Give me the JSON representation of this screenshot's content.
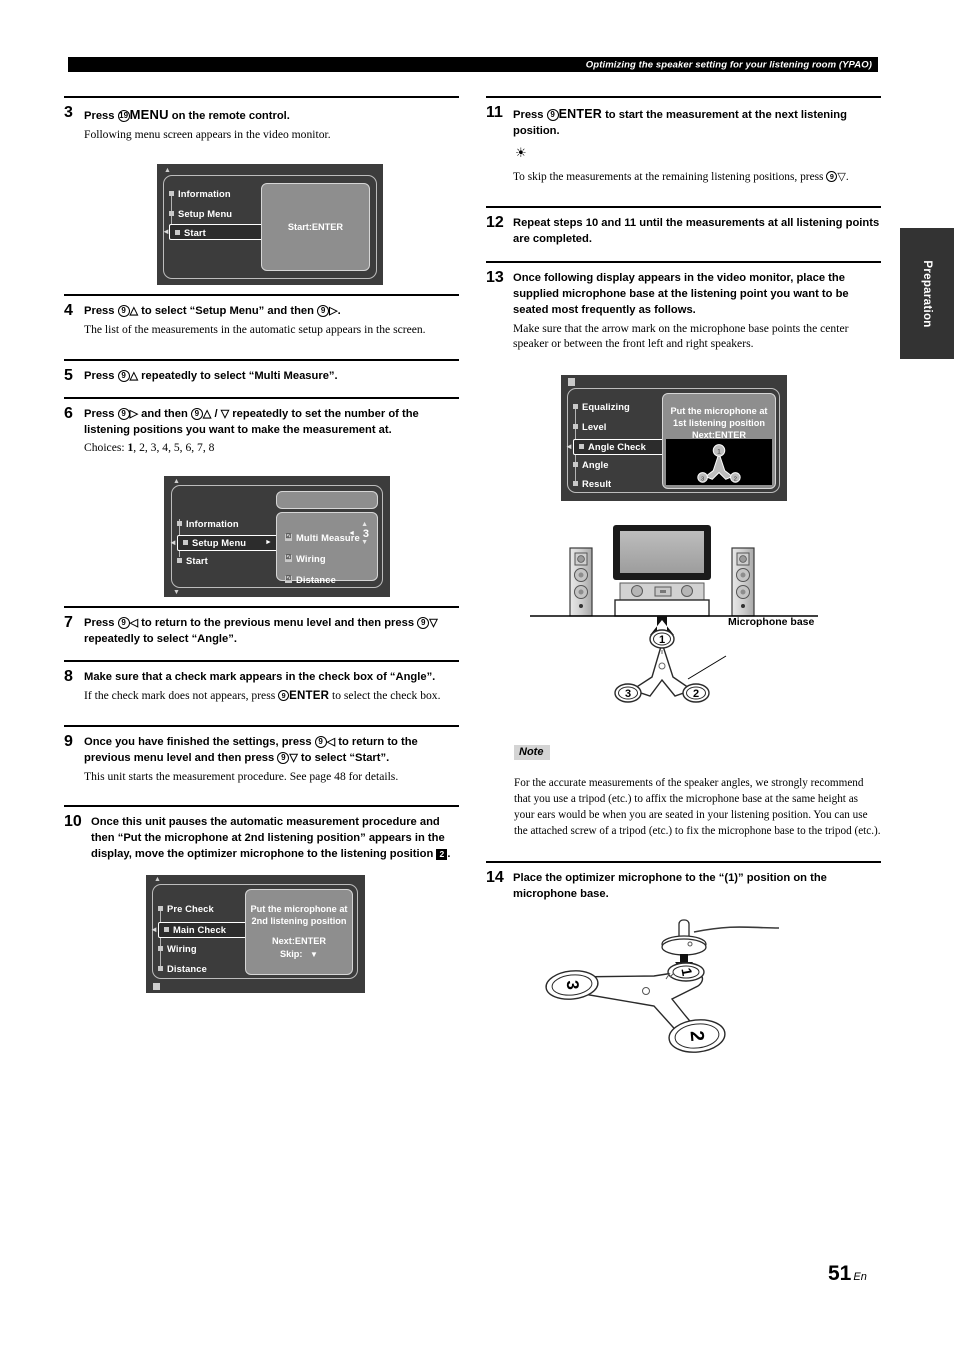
{
  "header": {
    "running_title": "Optimizing the speaker setting for your listening room (YPAO)"
  },
  "side_tab": {
    "label": "Preparation"
  },
  "page": {
    "number": "51",
    "lang": "En"
  },
  "left_column": {
    "step3": {
      "num": "3",
      "title_a": "Press ",
      "key_circle": "19",
      "key_bold": "MENU",
      "title_b": " on the remote control.",
      "desc": "Following menu screen appears in the video monitor."
    },
    "step4": {
      "num": "4",
      "title_a": "Press ",
      "key1_circle": "9",
      "key1_tri": "△",
      "title_b": " to select “Setup Menu” and then ",
      "key2_circle": "9",
      "key2_tri": "▷",
      "title_c": ".",
      "desc": "The list of the measurements in the automatic setup appears in the screen."
    },
    "step5": {
      "num": "5",
      "title_a": "Press ",
      "key1_circle": "9",
      "key1_tri": "△",
      "title_b": " repeatedly to select “Multi Measure”."
    },
    "step6": {
      "num": "6",
      "title_a": "Press ",
      "key1_circle": "9",
      "key1_tri": "▷",
      "title_b": " and then ",
      "key2_circle": "9",
      "key2_tri": "△",
      "title_c": " / ",
      "key3_tri": "▽",
      "title_d": " repeatedly to set the number of the listening positions you want to make the measurement at.",
      "choices_label": "Choices: ",
      "choices_default": "1",
      "choices_rest": ", 2, 3, 4, 5, 6, 7, 8"
    },
    "step7": {
      "num": "7",
      "title_a": "Press ",
      "key1_circle": "9",
      "key1_tri": "◁",
      "title_b": " to return to the previous menu level and then press ",
      "key2_circle": "9",
      "key2_tri": "▽",
      "title_c": " repeatedly to select “Angle”."
    },
    "step8": {
      "num": "8",
      "title": "Make sure that a check mark appears in the check box of “Angle”.",
      "desc_a": "If the check mark does not appears, press ",
      "key_circle": "9",
      "key_bold": "ENTER",
      "desc_b": " to select the check box."
    },
    "step9": {
      "num": "9",
      "title_a": "Once you have finished the settings, press ",
      "key1_circle": "9",
      "key1_tri": "◁",
      "title_b": " to return to the previous menu level and then press ",
      "key2_circle": "9",
      "key2_tri": "▽",
      "title_c": " to select “Start”.",
      "desc": "This unit starts the measurement procedure. See page 48 for details."
    },
    "step10": {
      "num": "10",
      "title_a": "Once this unit pauses the automatic measurement procedure and then “Put the microphone at 2nd listening position” appears in the display, move the optimizer microphone to the listening position ",
      "marker": "2",
      "title_b": "."
    }
  },
  "right_column": {
    "step11": {
      "num": "11",
      "title_a": "Press ",
      "key_circle": "9",
      "key_bold": "ENTER",
      "title_b": " to start the measurement at the next listening position.",
      "tip_a": "To skip the measurements at the remaining listening positions, press ",
      "tip_circle": "9",
      "tip_tri": "▽",
      "tip_b": "."
    },
    "step12": {
      "num": "12",
      "title": "Repeat steps 10 and 11 until the measurements at all listening points are completed."
    },
    "step13": {
      "num": "13",
      "title": "Once following display appears in the video monitor, place the supplied microphone base at the listening point you want to be seated most frequently as follows.",
      "desc": "Make sure that the arrow mark on the microphone base points the center speaker or between the front left and right speakers."
    },
    "diagram": {
      "caption": "Microphone base",
      "pos1": "1",
      "pos2": "2",
      "pos3": "3"
    },
    "note": {
      "tag": "Note",
      "text": "For the accurate measurements of the speaker angles, we strongly recommend that you use a tripod (etc.) to affix the microphone base at the same height as your ears would be when you are seated in your listening position. You can use the attached screw of a tripod (etc.) to fix the microphone base to the tripod (etc.)."
    },
    "step14": {
      "num": "14",
      "title": "Place the optimizer microphone to the “(1)” position on the microphone base."
    },
    "mic_base_figure": {
      "pos1": "1",
      "pos2": "2",
      "pos3": "3"
    }
  },
  "osd_screens": {
    "screen1": {
      "items": [
        "Information",
        "Setup Menu",
        "Start"
      ],
      "selected": "Start",
      "pane_text": "Start:ENTER"
    },
    "screen2": {
      "items": [
        "Information",
        "Setup Menu",
        "Start"
      ],
      "selected": "Setup Menu",
      "sub_items": [
        {
          "label": "Multi Measure",
          "value": "3"
        },
        {
          "label": "Wiring",
          "value": ""
        },
        {
          "label": "Distance",
          "value": ""
        }
      ],
      "check_glyph": "☑"
    },
    "screen3": {
      "items": [
        "Pre Check",
        "Main Check",
        "Wiring",
        "Distance"
      ],
      "selected": "Main Check",
      "pane_line1": "Put the microphone at",
      "pane_line2": "2nd listening position",
      "pane_line3": "Next:ENTER",
      "pane_line4": "Skip:"
    },
    "screen4": {
      "items": [
        "Equalizing",
        "Level",
        "Angle Check",
        "Angle",
        "Result"
      ],
      "selected": "Angle Check",
      "pane_line1": "Put the microphone at",
      "pane_line2": "1st listening position",
      "pane_line3": "Next:ENTER",
      "mic_pos1": "1",
      "mic_pos2": "2",
      "mic_pos3": "3"
    }
  }
}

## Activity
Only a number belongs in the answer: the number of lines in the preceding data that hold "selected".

## Written answer
4